As she starts her journey for water, Zara passes a dried up river bed. In Chad, frequent droughts have resulted in dwindling supplies of water. Floods have also become more common since the 1990s as dry, sandy lands are unable to absorb rainfall.
Since 2008, nearly 7 million people in Chad have been affected by droughts and floods.4 These shocks displace communities, destroy livelihoods and undermine economic development. In 2020 alone, 20 out of 23 provinces in Chad were impacted by floods.5
After walking one kilometer, Zara passes farmland that has been trampled by the livestock of pastoralists forced to migrate south before crops could be harvested. Changing weather patterns and decreased availability of resources have disrupted traditional migration routes for pastoralists. More frequent and extreme weather events also increase food insecurity and malnutrition by destroying land, livestock, crops and food supplies.
In 2021, more than one million people in Chad are struggling with crisis levels of food insecurity and almost three million more are estimated to be under stress. 6
After walking for 1.5 hours through the difficult terrain, Zara reaches the borehole. She fills her container with 15 litres of water (weighing roughly 15 kilograms) and prepares for the 5 kilometer journey back home. Zara is tired but has no time to rest as she needs to hurry back to avoid missing school.
“The climate emergency is a race we are losing, but it is a race we can win.”
Climate change is an existential threat to humanity. Every day we witness its impact on the world’s most vulnerable people, such as girls like Zara, her family, and the communities of farmers and pastoralists she passes along her journey.

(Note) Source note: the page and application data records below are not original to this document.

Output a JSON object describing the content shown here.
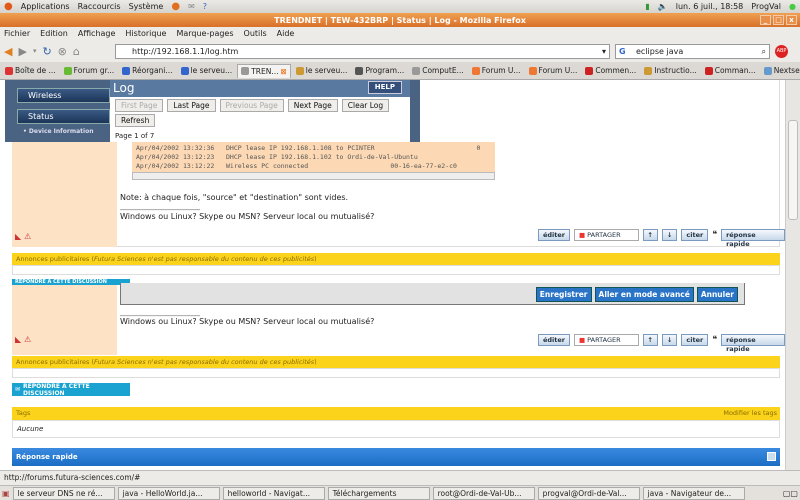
{
  "top_panel": {
    "menus": [
      "Applications",
      "Raccourcis",
      "Système"
    ],
    "clock": "lun.  6 juil., 18:58",
    "user": "ProgVal"
  },
  "window": {
    "title": "TRENDNET | TEW-432BRP | Status | Log - Mozilla Firefox"
  },
  "menubar": [
    "Fichier",
    "Edition",
    "Affichage",
    "Historique",
    "Marque-pages",
    "Outils",
    "Aide"
  ],
  "navbar": {
    "url": "http://192.168.1.1/log.htm",
    "search_value": "eclipse java"
  },
  "tabs": [
    {
      "label": "Boîte de ...",
      "color": "#d33"
    },
    {
      "label": "Forum gr...",
      "color": "#6b3"
    },
    {
      "label": "Réorgani...",
      "color": "#36c"
    },
    {
      "label": "le serveu...",
      "color": "#36c"
    },
    {
      "label": "TREN...",
      "color": "#999",
      "active": true
    },
    {
      "label": "le serveu...",
      "color": "#c93"
    },
    {
      "label": "Program...",
      "color": "#555"
    },
    {
      "label": "ComputE...",
      "color": "#999"
    },
    {
      "label": "Forum U...",
      "color": "#e73"
    },
    {
      "label": "Forum U...",
      "color": "#e73"
    },
    {
      "label": "Commen...",
      "color": "#c22"
    },
    {
      "label": "Instructio...",
      "color": "#c93"
    },
    {
      "label": "Comman...",
      "color": "#c22"
    },
    {
      "label": "Nextsend",
      "color": "#69c"
    }
  ],
  "router": {
    "nav": [
      "Wireless",
      "Status"
    ],
    "subnav": "• Device Information",
    "header": "Log",
    "help": "HELP",
    "buttons": [
      {
        "label": "First Page",
        "disabled": true
      },
      {
        "label": "Last Page"
      },
      {
        "label": "Previous Page",
        "disabled": true
      },
      {
        "label": "Next Page"
      },
      {
        "label": "Clear Log"
      },
      {
        "label": "Refresh"
      }
    ],
    "page_info": "Page 1 of 7"
  },
  "log_lines": [
    "Apr/04/2002 13:32:36   DHCP lease IP 192.168.1.108 to PCINTER                          0",
    "Apr/04/2002 13:12:23   DHCP lease IP 192.168.1.102 to Ordi-de-Val-Ubuntu",
    "Apr/04/2002 13:12:22   Wireless PC connected                     00-16-ea-77-e2-c0"
  ],
  "post1": {
    "note": "Note: à chaque fois, \"source\" et \"destination\" sont vides.",
    "signature_sep": "____________________",
    "signature": "Windows ou Linux? Skype ou MSN? Serveur local ou mutualisé?"
  },
  "post_actions": {
    "edit": "éditer",
    "share": "PARTAGER",
    "quote": "citer",
    "quick_reply": "réponse rapide"
  },
  "ads": {
    "label": "Annonces publicitaires (",
    "italic": "Futura Sciences n'est pas responsable du contenu de ces publicités",
    "close": ")"
  },
  "editor": {
    "save": "Enregistrer",
    "advanced": "Aller en mode avancé",
    "cancel": "Annuler"
  },
  "reply_button": "RÉPONDRE À CETTE DISCUSSION",
  "tags": {
    "title": "Tags",
    "edit": "Modifier les tags",
    "value": "Aucune"
  },
  "quick_reply_bar": "Réponse rapide",
  "statusbar": "http://forums.futura-sciences.com/#",
  "taskbar": [
    "le serveur DNS ne ré...",
    "java - HelloWorld.ja...",
    "helloworld - Navigat...",
    "Téléchargements",
    "root@Ordi-de-Val-Ub...",
    "progval@Ordi-de-Val...",
    "java - Navigateur de..."
  ]
}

Without ambitious action to help countries and communities adapt to climate change, the humanitarian toll will increase exponentially. Humanitarian assistance can help address the impacts of climate-related emergencies, but a massive increase in global efforts to mitigate and adapt to climate change and reduce the risk of disasters is critical to contain the suffering.
Follow the links below to add your voice to the global campaign for #TheHumanRace and get inspired by stories of how communities around the world are taking action to adapt to the climate crisis.